> **Instructions for the task**: The records that follow are to be reproduced exactly. Any pictures in them are left out.

Extracted data entries
**********
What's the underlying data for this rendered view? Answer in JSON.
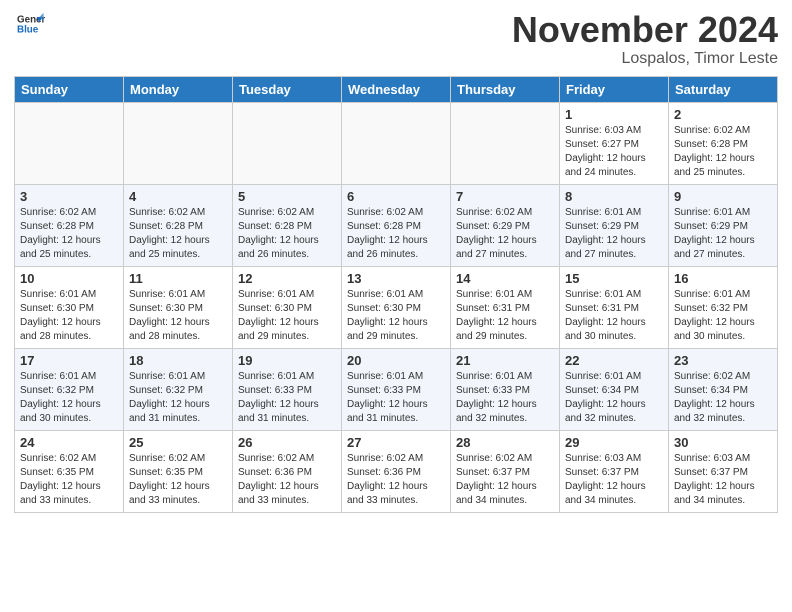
{
  "header": {
    "logo_general": "General",
    "logo_blue": "Blue",
    "month_title": "November 2024",
    "location": "Lospalos, Timor Leste"
  },
  "weekdays": [
    "Sunday",
    "Monday",
    "Tuesday",
    "Wednesday",
    "Thursday",
    "Friday",
    "Saturday"
  ],
  "weeks": [
    [
      {
        "day": "",
        "info": ""
      },
      {
        "day": "",
        "info": ""
      },
      {
        "day": "",
        "info": ""
      },
      {
        "day": "",
        "info": ""
      },
      {
        "day": "",
        "info": ""
      },
      {
        "day": "1",
        "info": "Sunrise: 6:03 AM\nSunset: 6:27 PM\nDaylight: 12 hours and 24 minutes."
      },
      {
        "day": "2",
        "info": "Sunrise: 6:02 AM\nSunset: 6:28 PM\nDaylight: 12 hours and 25 minutes."
      }
    ],
    [
      {
        "day": "3",
        "info": "Sunrise: 6:02 AM\nSunset: 6:28 PM\nDaylight: 12 hours and 25 minutes."
      },
      {
        "day": "4",
        "info": "Sunrise: 6:02 AM\nSunset: 6:28 PM\nDaylight: 12 hours and 25 minutes."
      },
      {
        "day": "5",
        "info": "Sunrise: 6:02 AM\nSunset: 6:28 PM\nDaylight: 12 hours and 26 minutes."
      },
      {
        "day": "6",
        "info": "Sunrise: 6:02 AM\nSunset: 6:28 PM\nDaylight: 12 hours and 26 minutes."
      },
      {
        "day": "7",
        "info": "Sunrise: 6:02 AM\nSunset: 6:29 PM\nDaylight: 12 hours and 27 minutes."
      },
      {
        "day": "8",
        "info": "Sunrise: 6:01 AM\nSunset: 6:29 PM\nDaylight: 12 hours and 27 minutes."
      },
      {
        "day": "9",
        "info": "Sunrise: 6:01 AM\nSunset: 6:29 PM\nDaylight: 12 hours and 27 minutes."
      }
    ],
    [
      {
        "day": "10",
        "info": "Sunrise: 6:01 AM\nSunset: 6:30 PM\nDaylight: 12 hours and 28 minutes."
      },
      {
        "day": "11",
        "info": "Sunrise: 6:01 AM\nSunset: 6:30 PM\nDaylight: 12 hours and 28 minutes."
      },
      {
        "day": "12",
        "info": "Sunrise: 6:01 AM\nSunset: 6:30 PM\nDaylight: 12 hours and 29 minutes."
      },
      {
        "day": "13",
        "info": "Sunrise: 6:01 AM\nSunset: 6:30 PM\nDaylight: 12 hours and 29 minutes."
      },
      {
        "day": "14",
        "info": "Sunrise: 6:01 AM\nSunset: 6:31 PM\nDaylight: 12 hours and 29 minutes."
      },
      {
        "day": "15",
        "info": "Sunrise: 6:01 AM\nSunset: 6:31 PM\nDaylight: 12 hours and 30 minutes."
      },
      {
        "day": "16",
        "info": "Sunrise: 6:01 AM\nSunset: 6:32 PM\nDaylight: 12 hours and 30 minutes."
      }
    ],
    [
      {
        "day": "17",
        "info": "Sunrise: 6:01 AM\nSunset: 6:32 PM\nDaylight: 12 hours and 30 minutes."
      },
      {
        "day": "18",
        "info": "Sunrise: 6:01 AM\nSunset: 6:32 PM\nDaylight: 12 hours and 31 minutes."
      },
      {
        "day": "19",
        "info": "Sunrise: 6:01 AM\nSunset: 6:33 PM\nDaylight: 12 hours and 31 minutes."
      },
      {
        "day": "20",
        "info": "Sunrise: 6:01 AM\nSunset: 6:33 PM\nDaylight: 12 hours and 31 minutes."
      },
      {
        "day": "21",
        "info": "Sunrise: 6:01 AM\nSunset: 6:33 PM\nDaylight: 12 hours and 32 minutes."
      },
      {
        "day": "22",
        "info": "Sunrise: 6:01 AM\nSunset: 6:34 PM\nDaylight: 12 hours and 32 minutes."
      },
      {
        "day": "23",
        "info": "Sunrise: 6:02 AM\nSunset: 6:34 PM\nDaylight: 12 hours and 32 minutes."
      }
    ],
    [
      {
        "day": "24",
        "info": "Sunrise: 6:02 AM\nSunset: 6:35 PM\nDaylight: 12 hours and 33 minutes."
      },
      {
        "day": "25",
        "info": "Sunrise: 6:02 AM\nSunset: 6:35 PM\nDaylight: 12 hours and 33 minutes."
      },
      {
        "day": "26",
        "info": "Sunrise: 6:02 AM\nSunset: 6:36 PM\nDaylight: 12 hours and 33 minutes."
      },
      {
        "day": "27",
        "info": "Sunrise: 6:02 AM\nSunset: 6:36 PM\nDaylight: 12 hours and 33 minutes."
      },
      {
        "day": "28",
        "info": "Sunrise: 6:02 AM\nSunset: 6:37 PM\nDaylight: 12 hours and 34 minutes."
      },
      {
        "day": "29",
        "info": "Sunrise: 6:03 AM\nSunset: 6:37 PM\nDaylight: 12 hours and 34 minutes."
      },
      {
        "day": "30",
        "info": "Sunrise: 6:03 AM\nSunset: 6:37 PM\nDaylight: 12 hours and 34 minutes."
      }
    ]
  ]
}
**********
> **Written response**:
What's the underlying data for this rendered view? Answer in JSON.
{
  "header": {
    "logo_general": "General",
    "logo_blue": "Blue",
    "month_title": "November 2024",
    "location": "Lospalos, Timor Leste"
  },
  "weekdays": [
    "Sunday",
    "Monday",
    "Tuesday",
    "Wednesday",
    "Thursday",
    "Friday",
    "Saturday"
  ],
  "weeks": [
    [
      {
        "day": "",
        "info": ""
      },
      {
        "day": "",
        "info": ""
      },
      {
        "day": "",
        "info": ""
      },
      {
        "day": "",
        "info": ""
      },
      {
        "day": "",
        "info": ""
      },
      {
        "day": "1",
        "info": "Sunrise: 6:03 AM\nSunset: 6:27 PM\nDaylight: 12 hours and 24 minutes."
      },
      {
        "day": "2",
        "info": "Sunrise: 6:02 AM\nSunset: 6:28 PM\nDaylight: 12 hours and 25 minutes."
      }
    ],
    [
      {
        "day": "3",
        "info": "Sunrise: 6:02 AM\nSunset: 6:28 PM\nDaylight: 12 hours and 25 minutes."
      },
      {
        "day": "4",
        "info": "Sunrise: 6:02 AM\nSunset: 6:28 PM\nDaylight: 12 hours and 25 minutes."
      },
      {
        "day": "5",
        "info": "Sunrise: 6:02 AM\nSunset: 6:28 PM\nDaylight: 12 hours and 26 minutes."
      },
      {
        "day": "6",
        "info": "Sunrise: 6:02 AM\nSunset: 6:28 PM\nDaylight: 12 hours and 26 minutes."
      },
      {
        "day": "7",
        "info": "Sunrise: 6:02 AM\nSunset: 6:29 PM\nDaylight: 12 hours and 27 minutes."
      },
      {
        "day": "8",
        "info": "Sunrise: 6:01 AM\nSunset: 6:29 PM\nDaylight: 12 hours and 27 minutes."
      },
      {
        "day": "9",
        "info": "Sunrise: 6:01 AM\nSunset: 6:29 PM\nDaylight: 12 hours and 27 minutes."
      }
    ],
    [
      {
        "day": "10",
        "info": "Sunrise: 6:01 AM\nSunset: 6:30 PM\nDaylight: 12 hours and 28 minutes."
      },
      {
        "day": "11",
        "info": "Sunrise: 6:01 AM\nSunset: 6:30 PM\nDaylight: 12 hours and 28 minutes."
      },
      {
        "day": "12",
        "info": "Sunrise: 6:01 AM\nSunset: 6:30 PM\nDaylight: 12 hours and 29 minutes."
      },
      {
        "day": "13",
        "info": "Sunrise: 6:01 AM\nSunset: 6:30 PM\nDaylight: 12 hours and 29 minutes."
      },
      {
        "day": "14",
        "info": "Sunrise: 6:01 AM\nSunset: 6:31 PM\nDaylight: 12 hours and 29 minutes."
      },
      {
        "day": "15",
        "info": "Sunrise: 6:01 AM\nSunset: 6:31 PM\nDaylight: 12 hours and 30 minutes."
      },
      {
        "day": "16",
        "info": "Sunrise: 6:01 AM\nSunset: 6:32 PM\nDaylight: 12 hours and 30 minutes."
      }
    ],
    [
      {
        "day": "17",
        "info": "Sunrise: 6:01 AM\nSunset: 6:32 PM\nDaylight: 12 hours and 30 minutes."
      },
      {
        "day": "18",
        "info": "Sunrise: 6:01 AM\nSunset: 6:32 PM\nDaylight: 12 hours and 31 minutes."
      },
      {
        "day": "19",
        "info": "Sunrise: 6:01 AM\nSunset: 6:33 PM\nDaylight: 12 hours and 31 minutes."
      },
      {
        "day": "20",
        "info": "Sunrise: 6:01 AM\nSunset: 6:33 PM\nDaylight: 12 hours and 31 minutes."
      },
      {
        "day": "21",
        "info": "Sunrise: 6:01 AM\nSunset: 6:33 PM\nDaylight: 12 hours and 32 minutes."
      },
      {
        "day": "22",
        "info": "Sunrise: 6:01 AM\nSunset: 6:34 PM\nDaylight: 12 hours and 32 minutes."
      },
      {
        "day": "23",
        "info": "Sunrise: 6:02 AM\nSunset: 6:34 PM\nDaylight: 12 hours and 32 minutes."
      }
    ],
    [
      {
        "day": "24",
        "info": "Sunrise: 6:02 AM\nSunset: 6:35 PM\nDaylight: 12 hours and 33 minutes."
      },
      {
        "day": "25",
        "info": "Sunrise: 6:02 AM\nSunset: 6:35 PM\nDaylight: 12 hours and 33 minutes."
      },
      {
        "day": "26",
        "info": "Sunrise: 6:02 AM\nSunset: 6:36 PM\nDaylight: 12 hours and 33 minutes."
      },
      {
        "day": "27",
        "info": "Sunrise: 6:02 AM\nSunset: 6:36 PM\nDaylight: 12 hours and 33 minutes."
      },
      {
        "day": "28",
        "info": "Sunrise: 6:02 AM\nSunset: 6:37 PM\nDaylight: 12 hours and 34 minutes."
      },
      {
        "day": "29",
        "info": "Sunrise: 6:03 AM\nSunset: 6:37 PM\nDaylight: 12 hours and 34 minutes."
      },
      {
        "day": "30",
        "info": "Sunrise: 6:03 AM\nSunset: 6:37 PM\nDaylight: 12 hours and 34 minutes."
      }
    ]
  ]
}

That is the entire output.